Charlie had been surprised when a Horntail had agreed to join the fight, but Bruce had turned out to be one of the fiercest fighters Charlie had ever seen. He certainly had been a fighter when they'd had him in Romania, too combative to even be considered for use in the Tri-Wizard Tournament, those years ago.
He was older than the others, scarred heavily before he'd ever been brought to Romania. Charlie would never know what prompted him to join the fight, but if he had to guess, it would be that Bruce wanted one last great battle to go out on, instead of wasting away under their care. Of all the dragons they'd brought with them, Charlie was least surprised to see Bruce never leave the battlefield. Bruce never did anything half-hearted.
"Frightening brute, isn't he?"
Ron was nearly next to him, but he still sounded like he was speaking from far away. "He would have been flattered you thought so," Charlie replied after a moment. If Ron was here, then he was no longer scouring the pitch. And if he was no longer scouring the pitch, then.... "Did you find...?" he asked quietly.
He looked over and saw Ron nod slightly, though he never said a word about it, and for the moment remained expressionless. "You looked like you could use a bit of help here."
Charlie swallowed and stared at Bruce's closed eyes a little longer. "I'm going to burn them in the forest," he said finally. "It's what... it's what they need me to do. Burn them to the bones, leave nothing for the collectors."
"They use dragon's blood in a lot of really important potions," Ron offered hesitantly.
"Not these dragons," said Charlie, and turned his wand on the great body before them. He was tired from the others, and his wand arm shook, but he managed to lift the beast in its imperfect repose and begin to move him slowly over the dirty grass.
Then suddenly the load became lighter, not a physical lightening but a mental one. He looked over and saw Ron with his wand raised as well. "Just lead the way," he said, "and I'll follow."
Bruce's body dwarfed the others, though he still looked so much smaller than life as he lay there. At least he'd had a good one, Charlie consoled himself. At least he'd given them all the best life he could have, even if he'd been responsible for bringing them here, to the midst of this war that was not their own. But they'd chosen, perhaps even more than most of the people who'd fought had chosen, to be here.
"Do you want me to--?" started Ron, but Charlie shook his head.
One by one he set the bodies alight, watching the at-first tiny flames grow and grow, until they became one great pyre, rising to the sky.
There he stayed until they sky grew dark, until that great fire was the only thing they could see. And there Ron stayed, at first by his side and then in his arms, as they paid tribute to more than these magnificent creatures.
There they remembered the friends they had lost in this conflict, the lives that had been altered forever. There they wept for the brother they had lost long before that night, and the brother that had yet to be found.

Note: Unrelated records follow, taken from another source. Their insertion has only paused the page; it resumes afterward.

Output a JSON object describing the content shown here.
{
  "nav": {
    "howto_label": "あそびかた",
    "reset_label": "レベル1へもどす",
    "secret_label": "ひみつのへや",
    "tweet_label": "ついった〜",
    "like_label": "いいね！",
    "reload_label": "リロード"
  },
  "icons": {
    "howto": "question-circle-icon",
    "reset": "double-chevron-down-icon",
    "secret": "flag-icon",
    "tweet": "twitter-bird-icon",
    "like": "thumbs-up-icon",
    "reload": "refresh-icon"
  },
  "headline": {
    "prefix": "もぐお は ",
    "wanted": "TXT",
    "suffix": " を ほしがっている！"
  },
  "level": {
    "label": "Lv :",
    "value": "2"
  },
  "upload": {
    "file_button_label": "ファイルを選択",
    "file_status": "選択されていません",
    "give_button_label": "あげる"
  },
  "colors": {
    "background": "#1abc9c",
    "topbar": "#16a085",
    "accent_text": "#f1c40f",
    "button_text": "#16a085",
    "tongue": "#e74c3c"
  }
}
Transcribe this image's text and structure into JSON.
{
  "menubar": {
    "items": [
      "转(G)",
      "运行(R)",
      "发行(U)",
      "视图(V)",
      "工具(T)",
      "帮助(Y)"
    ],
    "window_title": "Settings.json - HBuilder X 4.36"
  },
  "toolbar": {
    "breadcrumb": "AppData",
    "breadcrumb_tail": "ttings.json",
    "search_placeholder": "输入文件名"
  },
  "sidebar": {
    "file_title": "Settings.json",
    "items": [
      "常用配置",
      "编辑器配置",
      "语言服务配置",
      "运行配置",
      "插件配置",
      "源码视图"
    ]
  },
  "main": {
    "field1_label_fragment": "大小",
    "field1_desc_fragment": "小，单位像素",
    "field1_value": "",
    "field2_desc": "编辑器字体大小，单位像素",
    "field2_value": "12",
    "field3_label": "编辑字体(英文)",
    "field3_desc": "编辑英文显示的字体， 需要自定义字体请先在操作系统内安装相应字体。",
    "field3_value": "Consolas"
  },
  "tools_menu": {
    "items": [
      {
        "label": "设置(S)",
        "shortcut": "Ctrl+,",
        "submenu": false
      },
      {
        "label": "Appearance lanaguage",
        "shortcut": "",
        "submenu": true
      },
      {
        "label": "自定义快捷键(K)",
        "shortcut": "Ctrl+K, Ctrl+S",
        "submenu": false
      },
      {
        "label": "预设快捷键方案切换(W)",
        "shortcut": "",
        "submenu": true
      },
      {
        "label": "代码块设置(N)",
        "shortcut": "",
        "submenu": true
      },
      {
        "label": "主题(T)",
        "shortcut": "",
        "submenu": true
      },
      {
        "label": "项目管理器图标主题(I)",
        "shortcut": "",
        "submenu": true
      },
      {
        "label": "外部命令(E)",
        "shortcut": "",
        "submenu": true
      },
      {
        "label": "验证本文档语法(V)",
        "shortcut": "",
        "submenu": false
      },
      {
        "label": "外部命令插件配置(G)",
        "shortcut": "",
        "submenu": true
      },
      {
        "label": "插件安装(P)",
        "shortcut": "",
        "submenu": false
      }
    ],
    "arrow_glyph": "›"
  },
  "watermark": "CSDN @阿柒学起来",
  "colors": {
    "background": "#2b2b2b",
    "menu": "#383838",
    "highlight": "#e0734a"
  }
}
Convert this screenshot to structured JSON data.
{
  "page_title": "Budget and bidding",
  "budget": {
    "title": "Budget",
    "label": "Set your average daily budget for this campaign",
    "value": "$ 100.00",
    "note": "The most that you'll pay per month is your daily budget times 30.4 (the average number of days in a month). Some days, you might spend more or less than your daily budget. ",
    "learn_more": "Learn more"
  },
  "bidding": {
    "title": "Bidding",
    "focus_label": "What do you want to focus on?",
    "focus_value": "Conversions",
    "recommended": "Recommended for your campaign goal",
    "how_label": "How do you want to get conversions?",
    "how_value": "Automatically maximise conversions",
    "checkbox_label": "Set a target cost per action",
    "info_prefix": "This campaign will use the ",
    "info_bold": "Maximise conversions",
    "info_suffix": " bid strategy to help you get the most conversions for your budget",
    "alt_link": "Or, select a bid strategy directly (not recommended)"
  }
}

For the family that was broken and would need a great deal of time to heal.
Charlie remembered each of the creatures as he had known them, and the dozens of others he knew he would be returning to, later if not sooner, for these were his charges and his life's work. And whatever anyone else might think of his profession and his priorities, or whether they even thought of them at all, he knew he was doing a good thing.
"They were worth this," he said, as the flames finally died down, leaving a great pile of ash that would nourish the forest, a place Charlie valued more than anyone knew.
Ron nodded at him, and whether he understood or not, Charlie knew that he at least accepted. A few moments later he led the way back to the castle, for there was much work left to be done.